For a Few Dollars More | Für ein Paar Dollar Mehr (Germany)| Por mais alguns dólares (Portugal) | Pour quelques dollars de plus (France) | Por unos dólares más (Argentina) | Por unos pocos dólares más (Argentina) | La muerte tenía un precio (Spain) | Por unos cuantos dólares más (Spain) | Por unos pocos dólares más (Spain) | Por uns dólares a mais (Brasil) | Za kilka dolarów więcej (Poland) | Bir Avuç Dolar (Turkey) | För några få dollar mer (Sweden) | Yuhino Gunman (Japan) | Za dolar vise (Yugoslavia) | Pro pár dolarů navíc (Czech Republic)
Clint Eastwood returns from Per un pugno di dollari playing a bounty hunter. In order to hunt mentally unstable bank robber Indio, played by Gian Maria Volonté, who has just escaped from prison he teams up with Colonel Mortimer, played by Lee Van Cleef. Together they set about infiltrating Indio's gang and after escaping to mexico following a bank robbery they must kill the gang and Indio to collect the reward. Colonel Mortimer has personal reasons for wanting Indio dead, which allows Leone his first use of the flashback sequences, and allows greater integration of the music into story of the film.
This pulse-pounding follow-up to Sergio Leone's A Fistful of Dollars brings back Clint Eastwood as the serape-clad, cigar-chewing Man With No Name. Engaged in an ongoing battle with bounty hunter Col. Douglas Mortimer (Lee Van Cleef), the Man joins forces with his enemy to capture homicidal bandit Indio (Gian Maria Volonte). Both the Eastwood and Van Cleef characters are given understandable motivations for their bloodletting tendencies, something that was lacking in A Fistful of Dollars.
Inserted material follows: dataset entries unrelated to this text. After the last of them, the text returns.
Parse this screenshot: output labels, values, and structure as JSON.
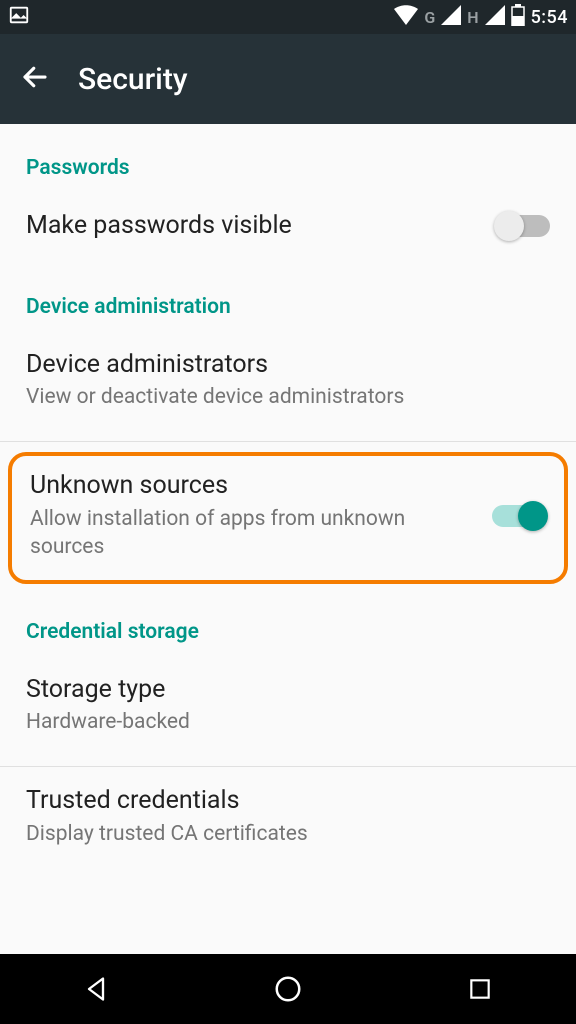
{
  "statusbar": {
    "net1_label": "G",
    "net2_label": "H",
    "time": "5:54"
  },
  "appbar": {
    "title": "Security"
  },
  "sections": {
    "passwords": {
      "header": "Passwords",
      "item_visible": {
        "title": "Make passwords visible",
        "checked": false
      }
    },
    "device_admin": {
      "header": "Device administration",
      "administrators": {
        "title": "Device administrators",
        "sub": "View or deactivate device administrators"
      },
      "unknown_sources": {
        "title": "Unknown sources",
        "sub": "Allow installation of apps from unknown sources",
        "checked": true
      }
    },
    "credential_storage": {
      "header": "Credential storage",
      "storage_type": {
        "title": "Storage type",
        "sub": "Hardware-backed"
      },
      "trusted": {
        "title": "Trusted credentials",
        "sub": "Display trusted CA certificates"
      }
    }
  }
}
In both films, however, the violence is raw and uninhibited--and in many ways, curiously poetic. Leone's tense, tight closeups, pregnant pauses and significant silences have since been absorbed into the standard spaghetti-western lexicon; likewise, Ennio Morricone's haunting musical score has been endlessly imitated and parodied. For a Few Dollars More was originally titled Per Qualche Dollaro in Piu; it would be followed by the last and best of the "Man with No Name" trilogy, The Good, The Bad and the Ugly.